Nissan and Porsche are poised to have Pro class entries in the Total 24 Hours of Spa, despite not having cars in the top category for the full season of the Blancpain GT Series, thanks to a caveat in the Intercontinental GT Challenge rulebook.
Both manufacturers are not eligible to enter its cars in the Pro Cup for the Belgian endurance classic, under Blancpain GT rules, as at least two cars must be entered for the full season, and one of them being in the Pro class.
Nissan has two GT-R NISMO GT3s in the Endurance Cup with RJN Motorsport, but is no longer competing in the Sprint Cup this season.
RJN boss Bob Neville told Sportscar365 that he was confident Nissan would have its two Pro Cup entries at Spa, but declined any further comment.
Porsche, meanwhile, has no cars in the Sprint Cup and even lacks a Pro entry in the Endurance Cup, with only the Pro-Am class Herberth Motorsport and Roock Racing confirmed entires so far.
Stéphane Ratel told Sportscar365 the only way around this rule is to enter two cars in the full IGTC season, which expands to a four-race calendar this year.
“Basically, we need to have a written commitment from the manufacturer saying, ‘Yes, we’ll do [IGTC]’,” Ratel told Sportscar365.
“[Nissan] was at Bathurst and are committed to come to other [IGTC] rounds.
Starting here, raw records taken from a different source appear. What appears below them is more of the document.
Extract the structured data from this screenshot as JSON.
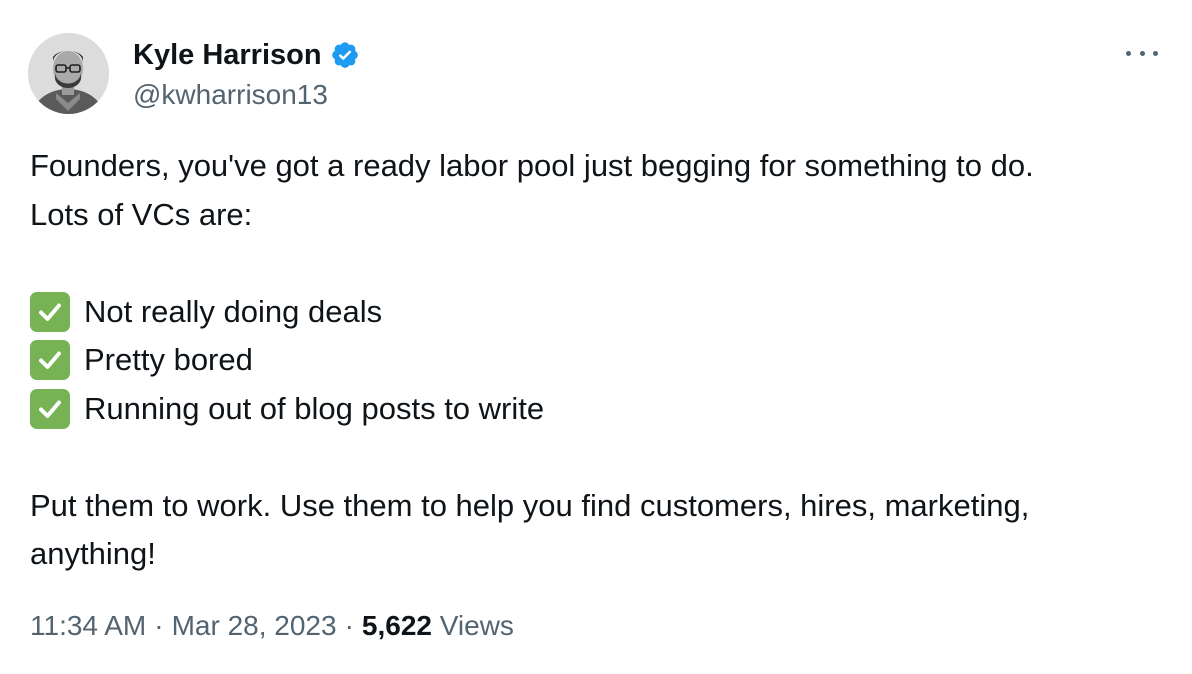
{
  "author": {
    "display_name": "Kyle Harrison",
    "handle": "@kwharrison13",
    "verified": true,
    "avatar_icon": "profile-photo",
    "verified_color": "#1d9bf0"
  },
  "tweet": {
    "intro_line_1": "Founders, you've got a ready labor pool just begging for something to do.",
    "intro_line_2": "Lots of VCs are:",
    "checklist": [
      "Not really doing deals",
      "Pretty bored",
      "Running out of blog posts to write"
    ],
    "check_icon": "white-check-mark-emoji",
    "outro_line_1": "Put them to work. Use them to help you find customers, hires, marketing,",
    "outro_line_2": "anything!"
  },
  "meta": {
    "time": "11:34 AM",
    "separator": "·",
    "date": "Mar 28, 2023",
    "views_count": "5,622",
    "views_label": "Views"
  },
  "colors": {
    "text_primary": "#0f1419",
    "text_secondary": "#536471",
    "check_green": "#77b255"
  }
}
They would have to do the whole Blancpain GT or whole Intercontinental.”
Even though Porsche hasn’t confirmed plans of entering Spa, speculation has mounted that the German manufacturer is preparing a two-car Pro Cup effort, to be run by Manthey Racing.
Head of Porsche Motorsport Dr. Frank-Steffen Walliser said that a full IGTC program had been under evaluation, especially in regards to a factory supported program at Spa.
“If Porsche wants to come [to Spa] in Pro, I’ll need to receive a message from them saying they’re coming to Sepang, which they did last year, and Laguna Seca, which I very much think they will,” Ratel said.
“I think for Porsche it can happen. If they don’t come [to Sepang] with Manthey they can support Craft and be there. I don’t see it a big problem.”
The SRO boss explained that the full-season mandate has been put into place to protect Blancpain GT’s crown jewel event from turning into an arms race between factory teams.
“We’re very careful in the customer sport nature of GT3,” Ratel said. “There are new manufacturers coming into GT3 that don’t have the customer sport philosophy yet.
“We want to protect the crown jewel. I wouldn’t want it to be won by a manufacturer just popping in.
“Even if I don’t see an immediate risk, I think it needs to be a structure where you need to do a series and have a real customer program.”
John Dagys contributed to this report